Yesterday, the FDA approved Xermelo (telotristat ethyl) in combination with somatostatin analog (SSA) therapy for the treatment of carcinoid diarrhea syndrome in patients whose symptoms were not adequately controlled by SSA monotherapy, according to a press release.
Carcinoid syndrome is a group of symptoms that are experienced by some patients with carcinoid tumors. These tumors are rare, slow-growing, and occur in the gastrointestinal tract. Carcinoid syndrome affects less than 10% of patients with these tumors, and typically occurs only after liver metastasis.
Patients with carcinoid syndrome release an abnormally high amount of serotonin, which results in uncontrolled diarrhea. Patients can experience weight loss, malnutrition, dehydration, and electrolyte imbalance if diarrhea is not treated, according to the release.
Xermelo was approved in an oral form to be taken 3 times per day, in addition to SSA therapy. The newly approved drug blocks serotonin production by carcinoid tumors, and reduces diarrhea related to carcinoid syndrome.
The safety and efficacy of Xermelo was established in a clinical trial that included 90 patients with well-differentiated metastatic neuroendocrine tumors and carcinoid syndrome diarrhea, according to the FDA. Patients included in the study experienced 4 to 12 bowel movements per day, regardless of SSA therapy taken for at least 3 months.
In the study, patients remained on SSA therapy, and were randomized to receive placebo or Xermelo 3 times per day. The investigators discovered that patients taking Xermelo had a significant reduction in bowel movement frequency, compared with those treated with placebo.
The researchers noted that 33% of patients treated with Xermelo experienced an average reduction of 2 bowel movements per day, compared with only 4% of patients taking placebo, according to the FDA.

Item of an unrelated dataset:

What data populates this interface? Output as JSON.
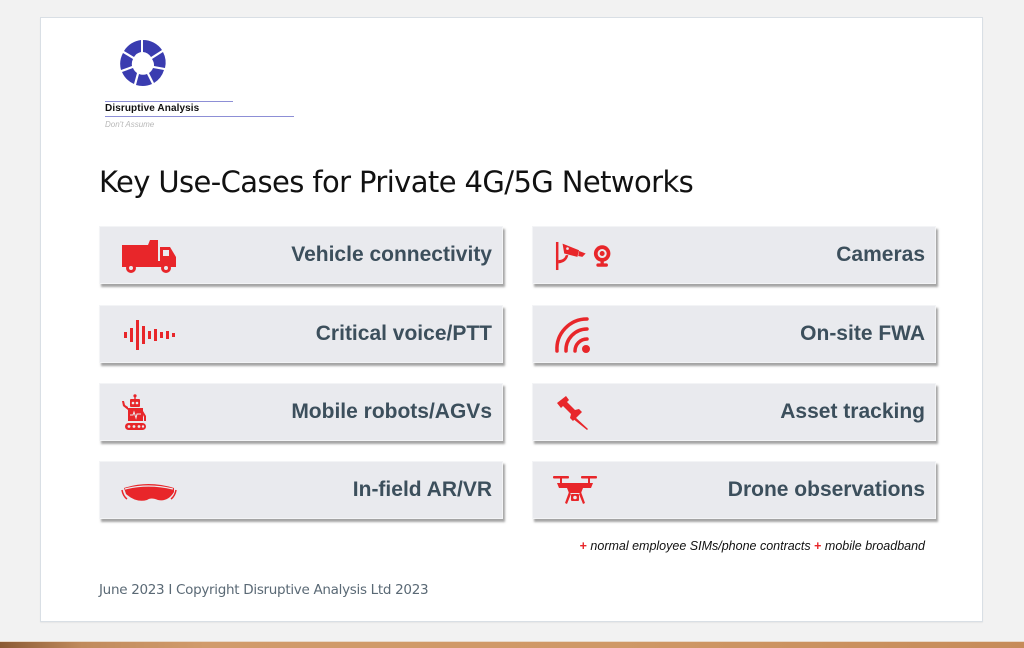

Common adverse events associated with Xermelo included nausea, headache, increased levels of gamma-glutamyl transferase, depression, peripheral edema, flatulence, decreased appetite, and fever. The FDA warns that the drug may result in constipation, and patients who experience less than 4 bowel movements per day may be at an increased risk of constipation.
The FDA advises that patients should be monitored for severe constipation, and if patients develop constipation or abdominal pain, the drug should be discontinued.
Previously, Xermelo was granted fast track designation and priority review to treat this population. The FDA also granted Xermelo orphan drug designation, which provides incentives for the development of drugs that treat rare diseases.
“Today’s approval will provide patients whose carcinoid syndrome diarrhea is not adequately controlled with another treatment option,” said Julie Beitz, MD, director of the Office of Drug Evaluation III in the FDA’s Center for Drug Evaluation and Research.